The 2005 NCAA Tournament was one of the best in the modern era. It produced a rarity, a championship game between the two teams clearly acknowledged as the best in the country, and its regional final weekend produced The Greatest Eight Ever.
North Carolina was in its second year under the direction of Roy Williams and led by Sean May, an unstoppable force underneath. Carolina had future NBA point guard Raymond Felton driving the pace in the backcourt and won the ACC title, en route to the top seed in the East Regional.
The Tar Heels had their toughest game in the Sweet 16, when they survived Villanova 67-66, thanks to a rebounding advantage keyed by May. UNC got a good battle from dark horse Wisconsin in the regional final, but behind 29 points/12 rebounds from May, the Tar Heels won 88-82. And that North Carolina-Wisconsin game? It was the worst of the four regionals, the only one that didn’t go overtime.
Illinois made a noble run at an undefeated season, getting to the regular season finale against Ohio State before losing on a late three-pointer. The Illini went on to win the conference tournament and get the #1 seed in the Midwest.
The Illini were built around a great backcourt of future NBA star Deron Williams, Dee Brown and Luther Head. They rolled through the first three games of the tournament, but in the regional final against Arizona, looked all but dead. Illinois trailed by 15 points with four minutes to play, but responded with a stunning flurry that produced overtime and an eventual 90-89 win.
North Carolina and Illinois were the consensus two best teams, but there were still two other spots to settle for the Final Four in St. Louis.
Louisville took on West Virginia in the West Regional in Albuquerque, and the Mountaineers looked ready to steamroll their way to the Final Four as a 7-seed. Head coach John Beilein had a team led by Kevin Pittsnogle, a center who could step out and hit the three-ball, and WVA built up a 17-point lead. Louisville’s pressure defense brought them all the way back and they ultimately won in overtime.
Michigan State and Kentucky met in the South Regional.
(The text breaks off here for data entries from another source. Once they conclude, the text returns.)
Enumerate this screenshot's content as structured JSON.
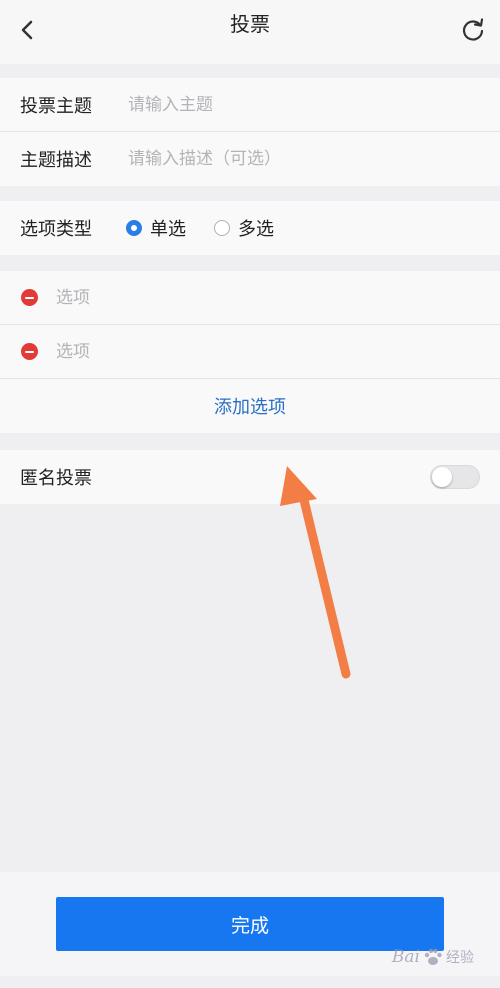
{
  "header": {
    "title": "投票",
    "back_icon": "chevron-left-icon",
    "refresh_icon": "refresh-icon"
  },
  "form": {
    "topic": {
      "label": "投票主题",
      "placeholder": "请输入主题",
      "value": ""
    },
    "description": {
      "label": "主题描述",
      "placeholder": "请输入描述（可选）",
      "value": ""
    },
    "option_type": {
      "label": "选项类型",
      "options": [
        "单选",
        "多选"
      ],
      "selected": "单选"
    },
    "options": [
      {
        "placeholder": "选项",
        "value": ""
      },
      {
        "placeholder": "选项",
        "value": ""
      }
    ],
    "add_option_label": "添加选项",
    "anonymous": {
      "label": "匿名投票",
      "enabled": false
    }
  },
  "footer": {
    "done_label": "完成"
  },
  "watermark": {
    "latin": "Bai",
    "cn": "经验"
  },
  "colors": {
    "accent": "#1677f0",
    "link": "#2a6fc4",
    "remove": "#e23a36",
    "arrow": "#f27e45"
  }
}
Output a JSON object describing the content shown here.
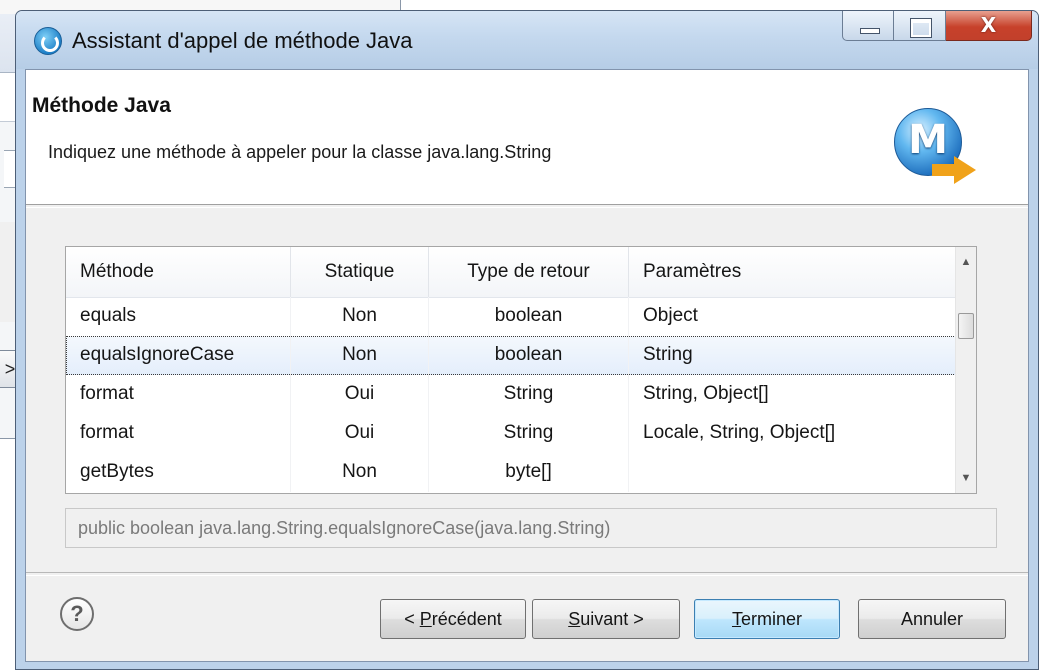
{
  "window": {
    "title": "Assistant d'appel de méthode Java",
    "close_symbol": "X"
  },
  "header": {
    "title": "Méthode Java",
    "description": "Indiquez une méthode à appeler pour la classe java.lang.String",
    "logo_letter": "M"
  },
  "background_window": {
    "button_glyph": ">"
  },
  "table": {
    "columns": [
      "Méthode",
      "Statique",
      "Type de retour",
      "Paramètres"
    ],
    "rows": [
      {
        "method": "equals",
        "static": "Non",
        "return_type": "boolean",
        "params": "Object",
        "selected": false
      },
      {
        "method": "equalsIgnoreCase",
        "static": "Non",
        "return_type": "boolean",
        "params": "String",
        "selected": true
      },
      {
        "method": "format",
        "static": "Oui",
        "return_type": "String",
        "params": "String, Object[]",
        "selected": false
      },
      {
        "method": "format",
        "static": "Oui",
        "return_type": "String",
        "params": "Locale, String, Object[]",
        "selected": false
      },
      {
        "method": "getBytes",
        "static": "Non",
        "return_type": "byte[]",
        "params": "",
        "selected": false
      }
    ]
  },
  "signature": "public boolean java.lang.String.equalsIgnoreCase(java.lang.String)",
  "buttons": {
    "help": "?",
    "previous": {
      "prefix": "< ",
      "mnemonic": "P",
      "rest": "récédent"
    },
    "next": {
      "mnemonic": "S",
      "rest": "uivant >"
    },
    "finish": {
      "mnemonic": "T",
      "rest": "erminer"
    },
    "cancel": "Annuler"
  },
  "colors": {
    "title_bar": "#c4d8ee",
    "close_button": "#c7412b",
    "default_button_border": "#3c7fb1"
  }
}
A back-and-forth game saw the Spartans up eight with 5:25 to go. The Wildcats’ tied it on a buzzer three-pointer from Patrick Sparks, where his foot was so close to the arc, that it took over five minutes on replay to review. To this day, I believe the officials got it right and to this day, I can’t be sure. That’s how close it was.
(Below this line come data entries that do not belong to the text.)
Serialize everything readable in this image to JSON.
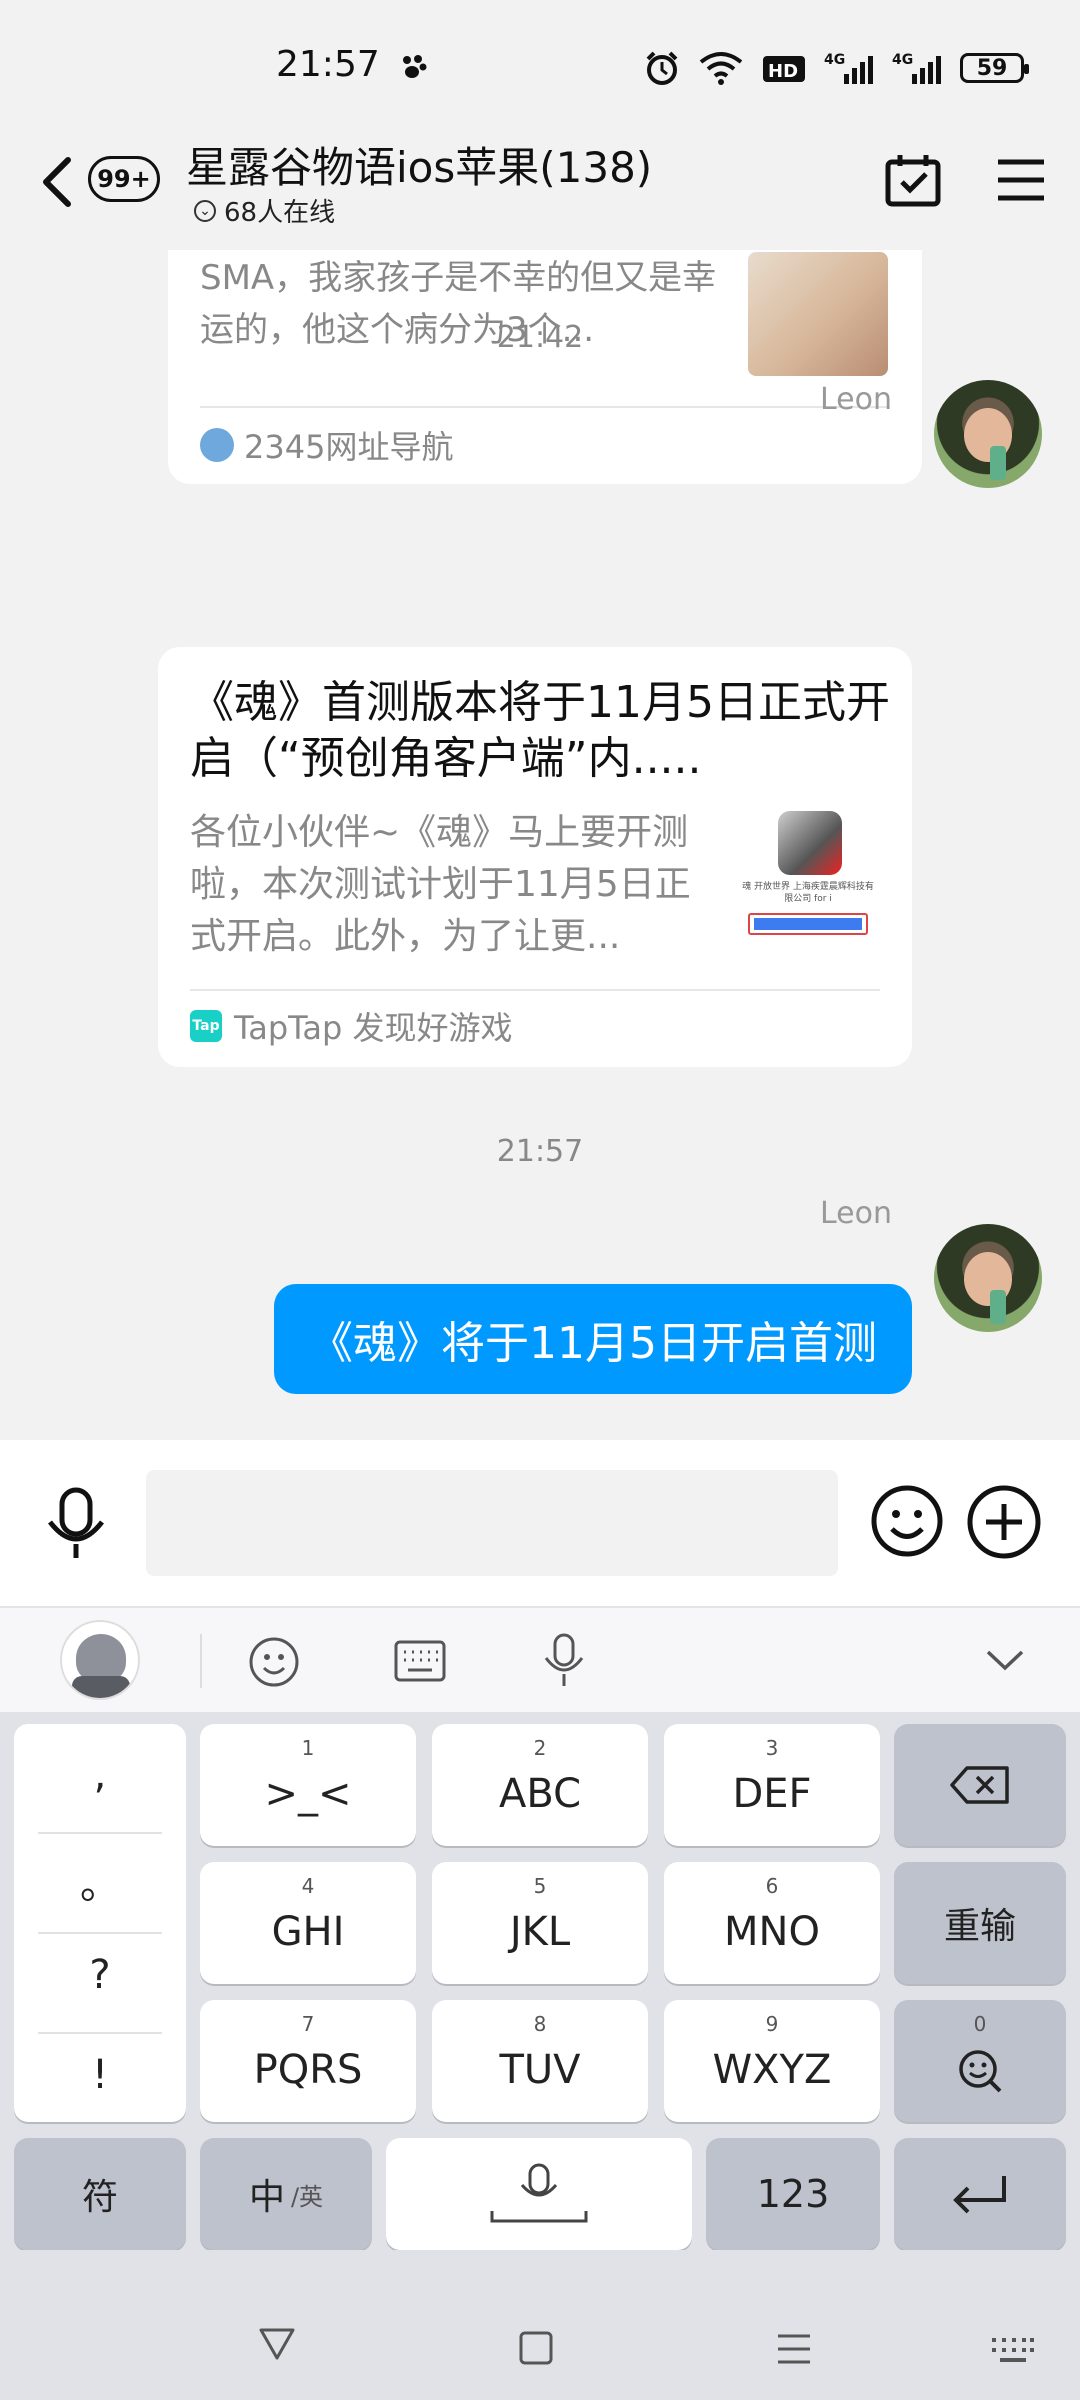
{
  "status_bar": {
    "time": "21:57",
    "battery": "59",
    "icons": [
      "paw-icon",
      "alarm-icon",
      "wifi-icon",
      "hd-icon",
      "signal-4g-icon",
      "signal-4g-icon",
      "battery-icon"
    ]
  },
  "header": {
    "unread_badge": "99+",
    "title": "星露谷物语ios苹果(138)",
    "online": "68人在线"
  },
  "messages": {
    "card1": {
      "desc": "SMA，我家孩子是不幸的但又是幸运的，他这个病分为3个...",
      "source": "2345网址导航"
    },
    "time1": "21:42",
    "sender1": "Leon",
    "card2": {
      "title": "《魂》首测版本将于11月5日正式开启（“预创角客户端”内.....",
      "desc": "各位小伙伴~《魂》马上要开测啦，本次测试计划于11月5日正式开启。此外，为了让更...",
      "thumb_text": "魂 开放世界 上海疾霆晨辉科技有限公司 for i",
      "source": "TapTap 发现好游戏",
      "source_logo": "Tap"
    },
    "time2": "21:57",
    "sender2": "Leon",
    "bubble": "《魂》将于11月5日开启首测"
  },
  "keyboard": {
    "punct": [
      ",",
      "。",
      "?",
      "!"
    ],
    "keys": [
      {
        "num": "1",
        "label": ">_<"
      },
      {
        "num": "2",
        "label": "ABC"
      },
      {
        "num": "3",
        "label": "DEF"
      },
      {
        "num": "4",
        "label": "GHI"
      },
      {
        "num": "5",
        "label": "JKL"
      },
      {
        "num": "6",
        "label": "MNO"
      },
      {
        "num": "7",
        "label": "PQRS"
      },
      {
        "num": "8",
        "label": "TUV"
      },
      {
        "num": "9",
        "label": "WXYZ"
      }
    ],
    "reinput": "重输",
    "zero": "0",
    "symbol": "符",
    "cn": "中",
    "en": "/英",
    "num123": "123"
  },
  "colors": {
    "accent": "#0099ff",
    "background": "#f2f2f2",
    "tap_logo": "#19d0c6"
  }
}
The Wildcats would get a chance to win the game in the first overtime, but couldn’t get a good shot off at the end. Sparty, led by 24 points from guard Shannon Brown, finally pulled away in double overtime and won 94-88. Theirs was the final game on late Sunday afternoon, capping a weekend of thrills for college basketball fans.
Normally a couple of relatively dry games on Semi-Final Saturday at the Final Four is a cause for disappointment, but in this case, maybe we all just needed to catch our collective breath.
On a Saturday when the world mourned the passing of Pope John Paul II, North Carolina and Illinois took the drama out of the basketball. After competitive first halves, each favorite pulled away to a double-digit win. Illinois over Louisville in the first game and Carolina over Michigan State in the nightcap.
It looked like the championship game might continue the anti-climactic theme, as North Carolina took a 40-27 lead at halftime. The Illini had no answer for May underneath. But Illinois had heart and that superb backcourt, and they stormed all the way back in the second half, eventually pulling even. In the end though, the Heels had too much May and they survived with a 75-70 win.
North Carolina had its first national title since 1993 and the first of the post-Dean Smith era. Williams had the first crown of his career. And the nation witnessed two great heavyweight slugging it out on Monday night, the end to a great NCAA Tournament ride.